*Dataset records*
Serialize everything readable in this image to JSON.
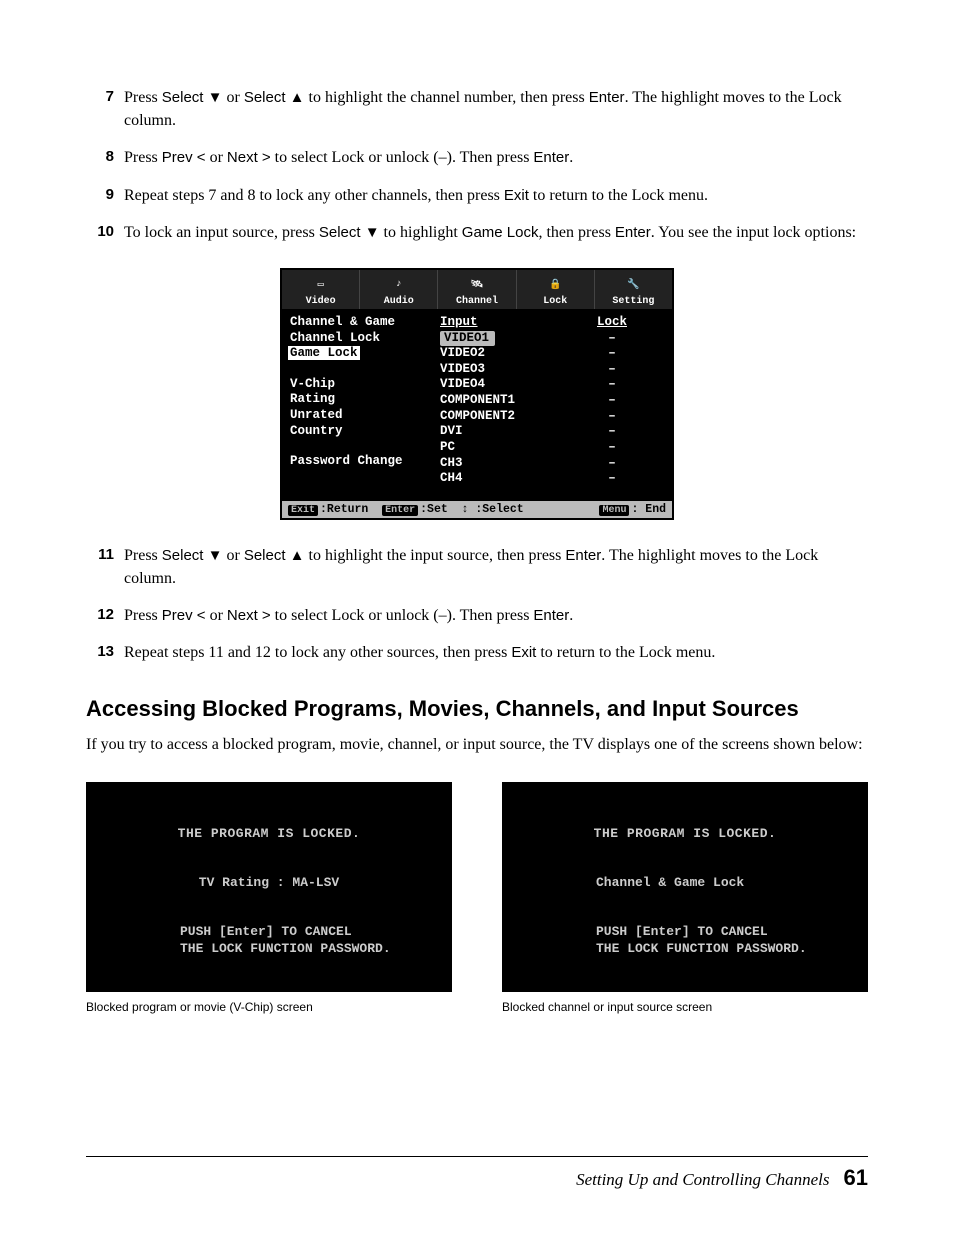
{
  "steps_top": [
    {
      "n": "7",
      "text_before": "Press ",
      "k1": "Select ▼",
      "mid1": " or ",
      "k2": "Select ▲",
      "mid2": " to highlight the channel number, then press ",
      "k3": "Enter",
      "after": ". The highlight moves to the Lock column."
    },
    {
      "n": "8",
      "text_before": "Press ",
      "k1": "Prev <",
      "mid1": " or ",
      "k2": "Next >",
      "mid2": " to select Lock or unlock (–). Then press ",
      "k3": "Enter",
      "after": "."
    },
    {
      "n": "9",
      "text_before": "Repeat steps 7 and 8 to lock any other channels, then press ",
      "k1": "Exit",
      "mid1": " to return to the Lock menu.",
      "k2": "",
      "mid2": "",
      "k3": "",
      "after": ""
    },
    {
      "n": "10",
      "text_before": "To lock an input source, press ",
      "k1": "Select ▼",
      "mid1": " to highlight ",
      "k2": "Game Lock",
      "mid2": ", then press ",
      "k3": "Enter",
      "after": ". You see the input lock options:"
    }
  ],
  "steps_bottom": [
    {
      "n": "11",
      "text_before": "Press ",
      "k1": "Select ▼",
      "mid1": " or ",
      "k2": "Select ▲",
      "mid2": " to highlight the input source, then press ",
      "k3": "Enter",
      "after": ". The highlight moves to the Lock column."
    },
    {
      "n": "12",
      "text_before": "Press ",
      "k1": "Prev <",
      "mid1": " or ",
      "k2": "Next >",
      "mid2": " to select Lock or unlock (–). Then press ",
      "k3": "Enter",
      "after": "."
    },
    {
      "n": "13",
      "text_before": "Repeat steps 11 and 12 to lock any other sources, then press ",
      "k1": "Exit",
      "mid1": " to return to the Lock menu.",
      "k2": "",
      "mid2": "",
      "k3": "",
      "after": ""
    }
  ],
  "osd": {
    "tabs": [
      "Video",
      "Audio",
      "Channel",
      "Lock",
      "Setting"
    ],
    "left_items": [
      "Channel & Game",
      "Channel Lock",
      "Game Lock",
      "",
      "V-Chip",
      "Rating",
      "Unrated",
      "Country",
      "",
      "Password Change"
    ],
    "menu_selected_index": 2,
    "input_header": "Input",
    "lock_header": "Lock",
    "inputs": [
      "VIDEO1",
      "VIDEO2",
      "VIDEO3",
      "VIDEO4",
      "COMPONENT1",
      "COMPONENT2",
      "DVI",
      "PC",
      "CH3",
      "CH4"
    ],
    "input_selected_index": 0,
    "lock_values": [
      "–",
      "–",
      "–",
      "–",
      "–",
      "–",
      "–",
      "–",
      "–",
      "–"
    ],
    "status_left": "Exit :Return  Enter :Set  ↕ :Select",
    "status_right": "Menu : End"
  },
  "heading": "Accessing Blocked Programs, Movies, Channels, and Input Sources",
  "intro": "If you try to access a blocked program, movie, channel, or input source, the TV displays one of the screens shown below:",
  "lock1": {
    "l1": "THE PROGRAM IS LOCKED.",
    "l2": "TV Rating : MA-LSV",
    "l3a": "PUSH [Enter] TO CANCEL",
    "l3b": "THE LOCK FUNCTION PASSWORD.",
    "caption": "Blocked program or movie (V-Chip) screen"
  },
  "lock2": {
    "l1": "THE PROGRAM IS LOCKED.",
    "l2": "Channel & Game Lock",
    "l3a": "PUSH [Enter] TO CANCEL",
    "l3b": "THE LOCK FUNCTION PASSWORD.",
    "caption": "Blocked channel or input source screen"
  },
  "footer": {
    "section": "Setting Up and Controlling Channels",
    "page": "61"
  }
}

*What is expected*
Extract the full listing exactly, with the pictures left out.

*Task solution*
Serialize everything readable in this image to JSON.
{
  "steps_top": [
    {
      "n": "7",
      "text_before": "Press ",
      "k1": "Select ▼",
      "mid1": " or ",
      "k2": "Select ▲",
      "mid2": " to highlight the channel number, then press ",
      "k3": "Enter",
      "after": ". The highlight moves to the Lock column."
    },
    {
      "n": "8",
      "text_before": "Press ",
      "k1": "Prev <",
      "mid1": " or ",
      "k2": "Next >",
      "mid2": " to select Lock or unlock (–). Then press ",
      "k3": "Enter",
      "after": "."
    },
    {
      "n": "9",
      "text_before": "Repeat steps 7 and 8 to lock any other channels, then press ",
      "k1": "Exit",
      "mid1": " to return to the Lock menu.",
      "k2": "",
      "mid2": "",
      "k3": "",
      "after": ""
    },
    {
      "n": "10",
      "text_before": "To lock an input source, press ",
      "k1": "Select ▼",
      "mid1": " to highlight ",
      "k2": "Game Lock",
      "mid2": ", then press ",
      "k3": "Enter",
      "after": ". You see the input lock options:"
    }
  ],
  "steps_bottom": [
    {
      "n": "11",
      "text_before": "Press ",
      "k1": "Select ▼",
      "mid1": " or ",
      "k2": "Select ▲",
      "mid2": " to highlight the input source, then press ",
      "k3": "Enter",
      "after": ". The highlight moves to the Lock column."
    },
    {
      "n": "12",
      "text_before": "Press ",
      "k1": "Prev <",
      "mid1": " or ",
      "k2": "Next >",
      "mid2": " to select Lock or unlock (–). Then press ",
      "k3": "Enter",
      "after": "."
    },
    {
      "n": "13",
      "text_before": "Repeat steps 11 and 12 to lock any other sources, then press ",
      "k1": "Exit",
      "mid1": " to return to the Lock menu.",
      "k2": "",
      "mid2": "",
      "k3": "",
      "after": ""
    }
  ],
  "osd": {
    "tabs": [
      "Video",
      "Audio",
      "Channel",
      "Lock",
      "Setting"
    ],
    "left_items": [
      "Channel & Game",
      "Channel Lock",
      "Game Lock",
      "",
      "V-Chip",
      "Rating",
      "Unrated",
      "Country",
      "",
      "Password Change"
    ],
    "menu_selected_index": 2,
    "input_header": "Input",
    "lock_header": "Lock",
    "inputs": [
      "VIDEO1",
      "VIDEO2",
      "VIDEO3",
      "VIDEO4",
      "COMPONENT1",
      "COMPONENT2",
      "DVI",
      "PC",
      "CH3",
      "CH4"
    ],
    "input_selected_index": 0,
    "lock_values": [
      "–",
      "–",
      "–",
      "–",
      "–",
      "–",
      "–",
      "–",
      "–",
      "–"
    ],
    "status_left": "Exit :Return  Enter :Set  ↕ :Select",
    "status_right": "Menu : End"
  },
  "heading": "Accessing Blocked Programs, Movies, Channels, and Input Sources",
  "intro": "If you try to access a blocked program, movie, channel, or input source, the TV displays one of the screens shown below:",
  "lock1": {
    "l1": "THE PROGRAM IS LOCKED.",
    "l2": "TV Rating : MA-LSV",
    "l3a": "PUSH [Enter] TO CANCEL",
    "l3b": "THE LOCK FUNCTION PASSWORD.",
    "caption": "Blocked program or movie (V-Chip) screen"
  },
  "lock2": {
    "l1": "THE PROGRAM IS LOCKED.",
    "l2": "Channel & Game Lock",
    "l3a": "PUSH [Enter] TO CANCEL",
    "l3b": "THE LOCK FUNCTION PASSWORD.",
    "caption": "Blocked channel or input source screen"
  },
  "footer": {
    "section": "Setting Up and Controlling Channels",
    "page": "61"
  }
}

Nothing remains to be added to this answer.